3. In Presenter View, the presenter can see the questions as they are asked and how other audience members have voted so questions can be prioritized.

This was really easy to do and looks like fun to use. I can't wait to try it in a live presentation!

Monday, May 2, 2016

Take Time for Teacher Appreciation

image from
For years I made it a practice to write a note to one teacher who really influenced me as a student or a teacher, or both. This year I am reflecting on three extra special teachers - my most influential college professors - because I am headed back to Hiram College for my twenty-fifth class reunion in June.

The first of the three was my chemistry advisor, John Andrews. Thirty seconds after I met him, I wanted to be his advisee. He loved chemistry, he had a great sense of humor, and he was such a character. His classes were packed with information, but were also so entertaining! At the end of my sophomore year, I had had it with Organic Chemistry; I decided to change majors. I lined up my new English department advisor and went to him for his signature, the seal on the deal. He convinced me to give it one more quarter, take the next class for majors - one that he taught - and so I am a chemistry teacher.

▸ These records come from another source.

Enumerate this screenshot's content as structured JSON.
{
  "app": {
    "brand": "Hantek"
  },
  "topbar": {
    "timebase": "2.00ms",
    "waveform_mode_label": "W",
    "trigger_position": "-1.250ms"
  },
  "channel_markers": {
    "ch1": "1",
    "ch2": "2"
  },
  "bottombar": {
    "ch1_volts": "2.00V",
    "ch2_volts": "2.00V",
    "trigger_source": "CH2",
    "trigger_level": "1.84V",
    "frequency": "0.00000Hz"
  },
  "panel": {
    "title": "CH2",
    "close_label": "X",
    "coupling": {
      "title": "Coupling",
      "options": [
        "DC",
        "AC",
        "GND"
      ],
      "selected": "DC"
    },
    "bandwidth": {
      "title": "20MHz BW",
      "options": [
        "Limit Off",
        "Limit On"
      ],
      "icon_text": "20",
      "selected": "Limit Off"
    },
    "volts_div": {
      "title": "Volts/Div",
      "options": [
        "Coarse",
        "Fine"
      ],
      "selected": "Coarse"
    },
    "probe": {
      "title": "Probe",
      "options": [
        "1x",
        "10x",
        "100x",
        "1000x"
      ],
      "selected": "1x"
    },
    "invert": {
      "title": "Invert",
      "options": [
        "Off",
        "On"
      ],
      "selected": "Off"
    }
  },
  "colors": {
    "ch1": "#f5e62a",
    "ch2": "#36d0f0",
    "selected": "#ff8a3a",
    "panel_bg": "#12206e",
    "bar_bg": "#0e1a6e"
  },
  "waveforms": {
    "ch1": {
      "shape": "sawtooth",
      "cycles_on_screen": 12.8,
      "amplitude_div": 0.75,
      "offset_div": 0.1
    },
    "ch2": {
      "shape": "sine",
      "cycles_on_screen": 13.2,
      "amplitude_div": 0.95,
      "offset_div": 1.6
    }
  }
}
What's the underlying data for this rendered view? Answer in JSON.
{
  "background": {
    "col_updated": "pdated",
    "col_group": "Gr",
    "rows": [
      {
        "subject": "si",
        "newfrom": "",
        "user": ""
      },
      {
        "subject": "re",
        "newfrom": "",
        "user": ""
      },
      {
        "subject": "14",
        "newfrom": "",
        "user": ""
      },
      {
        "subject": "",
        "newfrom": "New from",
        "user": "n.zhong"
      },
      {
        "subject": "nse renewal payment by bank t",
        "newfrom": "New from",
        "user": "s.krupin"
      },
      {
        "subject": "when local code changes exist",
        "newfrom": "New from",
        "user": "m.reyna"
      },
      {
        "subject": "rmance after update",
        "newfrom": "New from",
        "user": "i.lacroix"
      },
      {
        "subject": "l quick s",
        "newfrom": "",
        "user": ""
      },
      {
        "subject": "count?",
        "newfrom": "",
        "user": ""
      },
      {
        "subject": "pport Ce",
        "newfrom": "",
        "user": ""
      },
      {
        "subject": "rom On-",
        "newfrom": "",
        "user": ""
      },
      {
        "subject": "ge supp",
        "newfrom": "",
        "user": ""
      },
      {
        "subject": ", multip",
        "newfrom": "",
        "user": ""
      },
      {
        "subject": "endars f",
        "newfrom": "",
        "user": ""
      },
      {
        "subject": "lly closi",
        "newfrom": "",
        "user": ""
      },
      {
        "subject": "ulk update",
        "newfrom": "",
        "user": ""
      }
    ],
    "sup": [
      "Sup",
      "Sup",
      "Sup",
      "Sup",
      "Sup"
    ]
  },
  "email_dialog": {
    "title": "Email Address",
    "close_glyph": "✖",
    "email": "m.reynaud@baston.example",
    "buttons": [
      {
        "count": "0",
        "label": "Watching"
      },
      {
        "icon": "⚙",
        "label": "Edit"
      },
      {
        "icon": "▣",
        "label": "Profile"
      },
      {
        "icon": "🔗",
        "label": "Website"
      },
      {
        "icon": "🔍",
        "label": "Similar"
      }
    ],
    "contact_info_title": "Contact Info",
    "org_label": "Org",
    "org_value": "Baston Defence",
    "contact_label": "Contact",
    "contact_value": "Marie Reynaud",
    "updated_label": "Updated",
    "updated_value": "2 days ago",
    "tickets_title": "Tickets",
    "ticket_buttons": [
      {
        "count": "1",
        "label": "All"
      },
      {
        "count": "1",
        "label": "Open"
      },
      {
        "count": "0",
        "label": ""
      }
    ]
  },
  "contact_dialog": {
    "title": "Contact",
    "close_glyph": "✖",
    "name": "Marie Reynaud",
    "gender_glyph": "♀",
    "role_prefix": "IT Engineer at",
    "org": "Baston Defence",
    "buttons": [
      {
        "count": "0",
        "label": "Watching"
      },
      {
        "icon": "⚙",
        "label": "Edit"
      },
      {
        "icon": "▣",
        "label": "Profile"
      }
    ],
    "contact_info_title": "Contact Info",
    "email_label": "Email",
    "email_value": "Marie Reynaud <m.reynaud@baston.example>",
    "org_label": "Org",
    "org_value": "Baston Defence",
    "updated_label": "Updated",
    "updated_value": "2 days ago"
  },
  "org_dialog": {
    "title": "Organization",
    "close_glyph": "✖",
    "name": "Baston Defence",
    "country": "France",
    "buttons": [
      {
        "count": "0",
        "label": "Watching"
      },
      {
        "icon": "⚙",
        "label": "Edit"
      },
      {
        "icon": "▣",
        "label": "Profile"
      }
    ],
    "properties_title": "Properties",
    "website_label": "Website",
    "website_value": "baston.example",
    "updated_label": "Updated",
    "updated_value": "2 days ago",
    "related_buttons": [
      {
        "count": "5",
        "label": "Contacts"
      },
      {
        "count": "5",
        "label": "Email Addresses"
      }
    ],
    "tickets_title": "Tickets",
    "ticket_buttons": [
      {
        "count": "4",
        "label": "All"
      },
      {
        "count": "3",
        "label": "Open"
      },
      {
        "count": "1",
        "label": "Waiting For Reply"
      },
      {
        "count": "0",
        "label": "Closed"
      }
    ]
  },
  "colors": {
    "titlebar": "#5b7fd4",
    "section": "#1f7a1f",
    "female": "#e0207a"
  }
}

The second of the three was a Communications professor, Linda Rea. Like John, she was a great storyteller, constantly applying her lessons to everyday situations. She modeled the communications techniques she taught all the time, practiced what she preached. For a while, I toyed with a Communications minor and I took several classes with Dr. Rea. I loved talking with her, though, about anything. I could linger in her office for hours. She delivered a speech at my Omicron Delta Kappa induction that is, still today, one of the five best I have ever heard and the inspiration for this blog. I often think about what is my lever, where do I stand?

The final member of the group was my Education advisor, Kathy Feather. She was the most talented teacher I have ever seen in action. Ask almost anyone who teaches about teacher preparation and they will tell you that there education classes were a joke. I say almost anyone because those of us who learned from Kathy would only describe her classes as carefully planned, expertly taught. She had this incredible sense of calm, an infectious laugh and was overflowing with wisdom. Twenty-five years after my methods class, I still have my culminating project on which she wrote, "I wish you had been my chemistry teacher." Best. Compliment. Ever.

If you're reading this, you may not have known these three amazing educators, but I bet you have a list like this of your own. And if we compare the things that made the teachers great, I think we'd come up with some similarities. What they all had in common is what great teachers everywhere share:

  • Content experts - every minute you spend with them, you know you know more.
  • Passion for the subject - listen to them talk about their content and you can't help but be mesmerized by how much they love it.
  • Humorous delivery - sometimes it's the spoonful of sugar that helps the medicine go down; other times it's just a reminder that we don't have to be so serious all the time.
  • Down-to-earthiness - talk to students like they are your equals and they will meet you at your level.

Kathy died several years ago, but John and Linda died just this past year. It's hard to believe that people who were so instrumental in my teacher training can't be there to celebrate with the Class of '91. I had written to each of them over the years to express my thanks and let them know how important they had been to me, how I strive for those same qualities in my classroom every day.  Hiram created an essay contest for alumni weekend about what makes the college so special. For me, these three would have been near the top of the list. Maybe I should have entered.